Document Type

Thesis - Open Access

Award Date


Degree Name

Master of Science (MS)


Wildlife and Fisheries Science


Gray partridge (Perdix perdix) habitat utilization, home range, and food habits were studied in Brookings County, South Dakota during winter and spring of 1979 and 1980. Habitat utilization and food habits data were analyzed in 2-month periods; winter (December 22-February 21), early spring (February 22-April 21), and late spring (April 22-June 21). Habitat utilization was determined through radio telemetry, roadside surveys, and incidental observations. Chi-square analysis was used to determine habitat selection of partridge. Home range was determined to via radio telemetry data. Food habits were analyzed with percent volume and frequency of occurrence methods. In winter partridge utilized pasture in a year with deep snow (56 cm) and row crops in a year with less snow (4 cm). Partridge may have been able to locate food more easily in a pasture than in a stubble field in a year with deep snow. In early spring during dispersal, pair formation, and selection of nesting territories, partridge utilized a greater variety of habitat types. Partridge utilized row crops and idle areas for this period in 1980. Birds utilized idle areas in late spring during the nesting period in both years. An unknown sex grey partridge had a home range of 60 ha during early spring. Two paired birds had home ranges of 10 ha and 17 ha, and an unpaired male had a home range of 224 ha in late spring. Home range was studied in 1980 only. Avian predators accounted for the majority of identified depredations on radio-tagged birds. Green vegetation and corn were the most important food items eaten by gray partridge according to percent volume and percent occurrence methods. Sunflower seeds and oats were also important. Green and yellow foxtail (Setaria viridis, S. lutescens) represented the highest volumes and perent occurences for weed seeds. Insects were an important food in late spring. Ants (Hymenoptera) and beetles (Coleoptera) represented the most commonly utilized insects.

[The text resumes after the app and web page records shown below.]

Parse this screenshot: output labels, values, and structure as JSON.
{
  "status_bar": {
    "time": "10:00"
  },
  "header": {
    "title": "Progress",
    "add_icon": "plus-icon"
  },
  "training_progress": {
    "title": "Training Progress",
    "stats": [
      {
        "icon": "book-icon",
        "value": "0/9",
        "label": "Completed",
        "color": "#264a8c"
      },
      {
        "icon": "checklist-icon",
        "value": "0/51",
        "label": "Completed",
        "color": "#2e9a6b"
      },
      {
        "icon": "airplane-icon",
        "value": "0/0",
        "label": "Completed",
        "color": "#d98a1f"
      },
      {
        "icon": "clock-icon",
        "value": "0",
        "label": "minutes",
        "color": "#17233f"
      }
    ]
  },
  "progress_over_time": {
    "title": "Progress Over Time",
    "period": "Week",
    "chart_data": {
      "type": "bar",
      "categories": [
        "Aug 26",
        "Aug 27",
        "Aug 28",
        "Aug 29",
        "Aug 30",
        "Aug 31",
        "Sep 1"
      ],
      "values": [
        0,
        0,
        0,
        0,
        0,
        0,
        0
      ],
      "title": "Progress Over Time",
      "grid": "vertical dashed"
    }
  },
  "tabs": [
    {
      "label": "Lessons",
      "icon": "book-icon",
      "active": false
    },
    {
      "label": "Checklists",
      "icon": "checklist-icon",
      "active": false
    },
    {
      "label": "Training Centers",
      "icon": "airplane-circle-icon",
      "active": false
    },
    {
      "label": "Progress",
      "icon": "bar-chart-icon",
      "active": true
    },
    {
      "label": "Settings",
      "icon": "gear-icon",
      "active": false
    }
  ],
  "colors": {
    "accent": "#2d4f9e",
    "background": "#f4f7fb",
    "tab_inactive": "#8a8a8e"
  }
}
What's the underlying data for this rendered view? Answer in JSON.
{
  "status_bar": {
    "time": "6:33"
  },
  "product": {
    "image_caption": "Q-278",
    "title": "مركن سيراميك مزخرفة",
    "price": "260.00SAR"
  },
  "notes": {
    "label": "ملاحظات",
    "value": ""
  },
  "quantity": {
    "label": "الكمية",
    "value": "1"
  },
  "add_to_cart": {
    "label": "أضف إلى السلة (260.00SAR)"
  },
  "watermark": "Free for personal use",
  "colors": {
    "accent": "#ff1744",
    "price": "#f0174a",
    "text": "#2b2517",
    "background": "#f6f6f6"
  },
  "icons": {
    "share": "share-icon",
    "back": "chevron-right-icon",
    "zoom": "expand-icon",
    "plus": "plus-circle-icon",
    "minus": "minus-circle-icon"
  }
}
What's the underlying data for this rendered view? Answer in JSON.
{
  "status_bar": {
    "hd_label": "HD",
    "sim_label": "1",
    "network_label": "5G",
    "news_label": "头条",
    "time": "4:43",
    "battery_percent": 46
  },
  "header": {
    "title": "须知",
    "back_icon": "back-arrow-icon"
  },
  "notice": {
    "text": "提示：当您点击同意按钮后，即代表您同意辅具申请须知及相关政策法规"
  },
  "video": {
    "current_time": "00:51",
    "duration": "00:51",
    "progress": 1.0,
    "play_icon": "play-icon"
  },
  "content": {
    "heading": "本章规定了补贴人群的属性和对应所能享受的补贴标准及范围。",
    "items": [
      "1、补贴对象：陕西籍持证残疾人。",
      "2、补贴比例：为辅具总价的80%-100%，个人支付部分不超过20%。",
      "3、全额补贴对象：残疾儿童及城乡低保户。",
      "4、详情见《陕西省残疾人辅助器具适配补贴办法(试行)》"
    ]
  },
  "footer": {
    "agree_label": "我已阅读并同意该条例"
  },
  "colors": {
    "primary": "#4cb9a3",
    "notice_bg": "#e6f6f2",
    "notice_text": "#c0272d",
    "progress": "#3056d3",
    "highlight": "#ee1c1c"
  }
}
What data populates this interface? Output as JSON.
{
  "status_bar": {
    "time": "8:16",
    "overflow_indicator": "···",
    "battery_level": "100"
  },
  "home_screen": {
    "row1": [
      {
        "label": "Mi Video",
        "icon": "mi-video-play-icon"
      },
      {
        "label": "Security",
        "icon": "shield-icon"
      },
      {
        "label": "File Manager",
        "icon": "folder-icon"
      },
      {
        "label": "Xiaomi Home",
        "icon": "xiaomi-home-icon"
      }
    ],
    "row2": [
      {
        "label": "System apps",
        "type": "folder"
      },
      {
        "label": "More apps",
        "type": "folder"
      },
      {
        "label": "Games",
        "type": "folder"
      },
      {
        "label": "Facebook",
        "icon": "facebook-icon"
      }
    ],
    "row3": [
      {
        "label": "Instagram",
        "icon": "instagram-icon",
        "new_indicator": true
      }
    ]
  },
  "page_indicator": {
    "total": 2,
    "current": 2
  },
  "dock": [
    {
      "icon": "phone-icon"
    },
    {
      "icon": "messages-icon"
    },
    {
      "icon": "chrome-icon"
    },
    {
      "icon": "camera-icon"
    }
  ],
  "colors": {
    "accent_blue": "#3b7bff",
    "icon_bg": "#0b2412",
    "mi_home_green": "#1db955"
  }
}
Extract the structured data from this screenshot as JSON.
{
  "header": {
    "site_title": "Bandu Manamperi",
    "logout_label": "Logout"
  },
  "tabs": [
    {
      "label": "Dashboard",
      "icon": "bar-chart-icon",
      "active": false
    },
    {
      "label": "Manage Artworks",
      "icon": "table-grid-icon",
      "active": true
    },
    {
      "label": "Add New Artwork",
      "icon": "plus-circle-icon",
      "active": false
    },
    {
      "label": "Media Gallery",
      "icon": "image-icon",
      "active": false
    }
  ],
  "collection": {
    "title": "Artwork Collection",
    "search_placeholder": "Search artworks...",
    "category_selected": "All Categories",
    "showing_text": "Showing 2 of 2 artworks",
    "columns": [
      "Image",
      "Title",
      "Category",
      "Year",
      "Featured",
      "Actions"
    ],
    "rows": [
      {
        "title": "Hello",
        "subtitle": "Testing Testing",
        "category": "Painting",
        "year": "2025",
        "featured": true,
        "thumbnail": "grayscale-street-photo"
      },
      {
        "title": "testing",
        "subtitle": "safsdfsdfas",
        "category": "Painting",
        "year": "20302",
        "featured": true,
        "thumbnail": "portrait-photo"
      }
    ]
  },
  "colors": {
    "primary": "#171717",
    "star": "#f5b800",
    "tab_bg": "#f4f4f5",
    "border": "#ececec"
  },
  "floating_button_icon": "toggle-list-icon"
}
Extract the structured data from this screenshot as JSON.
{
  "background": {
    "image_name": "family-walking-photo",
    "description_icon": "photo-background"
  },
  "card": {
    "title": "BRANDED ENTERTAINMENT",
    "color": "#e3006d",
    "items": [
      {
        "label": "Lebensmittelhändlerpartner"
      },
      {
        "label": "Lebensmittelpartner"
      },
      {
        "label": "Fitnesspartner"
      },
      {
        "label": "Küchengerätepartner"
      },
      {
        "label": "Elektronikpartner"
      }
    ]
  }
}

Library of Congress Subject Headings

Birds -- South Dakota -- Ecology


Includes bibliographical references (pages 63-67)



Number of Pages



South Dakota State University


No Copyright - Non-Commercial Use Only